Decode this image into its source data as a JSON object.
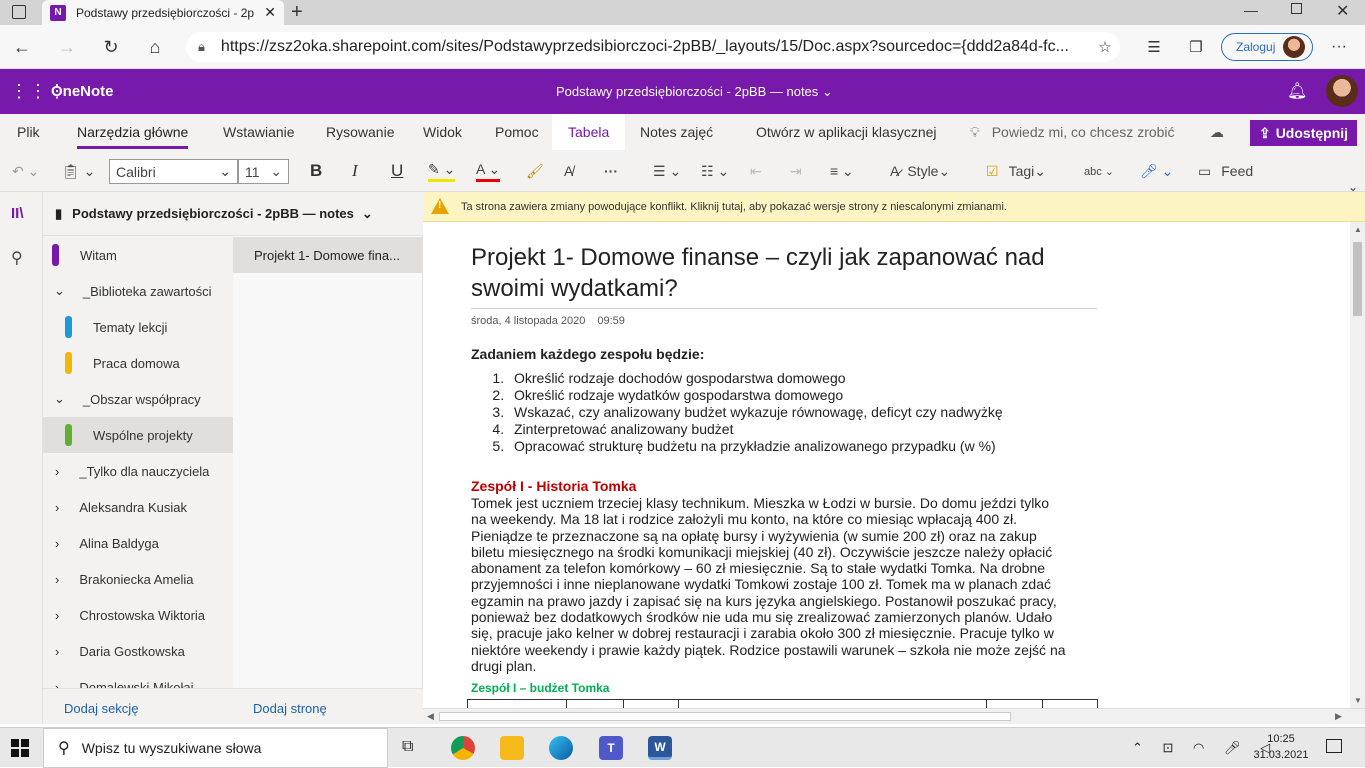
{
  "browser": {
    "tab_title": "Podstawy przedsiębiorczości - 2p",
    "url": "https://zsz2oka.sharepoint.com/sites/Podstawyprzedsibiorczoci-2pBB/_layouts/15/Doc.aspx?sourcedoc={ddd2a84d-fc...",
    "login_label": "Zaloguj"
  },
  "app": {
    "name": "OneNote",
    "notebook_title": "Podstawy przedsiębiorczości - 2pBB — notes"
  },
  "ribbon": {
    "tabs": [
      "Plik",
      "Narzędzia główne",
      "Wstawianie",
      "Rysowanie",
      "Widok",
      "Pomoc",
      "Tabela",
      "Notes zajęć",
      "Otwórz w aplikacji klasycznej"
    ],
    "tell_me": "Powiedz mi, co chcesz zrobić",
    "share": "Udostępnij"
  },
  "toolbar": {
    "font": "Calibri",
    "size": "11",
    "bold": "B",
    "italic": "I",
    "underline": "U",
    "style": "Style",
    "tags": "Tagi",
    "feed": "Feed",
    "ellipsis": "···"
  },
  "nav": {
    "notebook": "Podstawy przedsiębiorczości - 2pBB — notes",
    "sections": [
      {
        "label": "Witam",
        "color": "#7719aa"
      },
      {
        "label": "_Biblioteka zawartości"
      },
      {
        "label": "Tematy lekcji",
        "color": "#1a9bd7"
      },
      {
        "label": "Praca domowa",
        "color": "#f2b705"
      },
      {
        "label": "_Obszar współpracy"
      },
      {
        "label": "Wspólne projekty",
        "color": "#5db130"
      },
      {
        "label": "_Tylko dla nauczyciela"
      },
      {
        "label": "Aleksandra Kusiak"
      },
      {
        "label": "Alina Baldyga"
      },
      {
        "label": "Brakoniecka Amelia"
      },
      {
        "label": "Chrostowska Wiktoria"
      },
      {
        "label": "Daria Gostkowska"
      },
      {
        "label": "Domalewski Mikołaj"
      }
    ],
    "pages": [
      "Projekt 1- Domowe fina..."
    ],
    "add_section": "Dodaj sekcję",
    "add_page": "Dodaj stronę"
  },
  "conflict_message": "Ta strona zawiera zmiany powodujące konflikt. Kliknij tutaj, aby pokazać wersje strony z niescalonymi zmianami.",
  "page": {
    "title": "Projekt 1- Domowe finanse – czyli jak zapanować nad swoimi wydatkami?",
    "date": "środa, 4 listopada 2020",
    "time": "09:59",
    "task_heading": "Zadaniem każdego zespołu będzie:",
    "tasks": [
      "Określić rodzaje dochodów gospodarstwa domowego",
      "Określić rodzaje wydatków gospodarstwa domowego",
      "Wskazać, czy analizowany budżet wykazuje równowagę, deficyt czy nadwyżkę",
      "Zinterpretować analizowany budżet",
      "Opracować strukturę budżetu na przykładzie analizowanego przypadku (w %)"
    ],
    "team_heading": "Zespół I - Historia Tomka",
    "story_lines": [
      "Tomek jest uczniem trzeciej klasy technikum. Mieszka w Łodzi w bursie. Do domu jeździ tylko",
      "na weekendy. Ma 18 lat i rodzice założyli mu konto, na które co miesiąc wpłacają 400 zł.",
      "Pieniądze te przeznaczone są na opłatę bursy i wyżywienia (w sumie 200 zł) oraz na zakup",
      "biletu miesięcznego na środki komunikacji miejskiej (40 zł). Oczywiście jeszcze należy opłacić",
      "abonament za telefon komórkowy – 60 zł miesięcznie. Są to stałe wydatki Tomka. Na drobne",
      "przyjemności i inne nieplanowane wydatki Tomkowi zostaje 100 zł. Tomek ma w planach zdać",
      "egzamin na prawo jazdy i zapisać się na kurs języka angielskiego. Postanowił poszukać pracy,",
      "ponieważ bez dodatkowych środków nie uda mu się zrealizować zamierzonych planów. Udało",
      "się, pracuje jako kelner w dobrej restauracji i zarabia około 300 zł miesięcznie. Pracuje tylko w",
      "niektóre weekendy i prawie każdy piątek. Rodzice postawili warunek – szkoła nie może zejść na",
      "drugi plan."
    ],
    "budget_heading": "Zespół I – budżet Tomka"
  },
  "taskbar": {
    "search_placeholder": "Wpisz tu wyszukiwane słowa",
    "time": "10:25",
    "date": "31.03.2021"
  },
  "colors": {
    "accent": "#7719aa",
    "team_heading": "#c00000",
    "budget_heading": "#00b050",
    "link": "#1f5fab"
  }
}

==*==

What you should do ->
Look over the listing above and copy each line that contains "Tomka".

Exercise response ->
    "team_heading": "Zespół I - Historia Tomka",
      "abonament za telefon komórkowy – 60 zł miesięcznie. Są to stałe wydatki Tomka. Na drobne",
    "budget_heading": "Zespół I – budżet Tomka"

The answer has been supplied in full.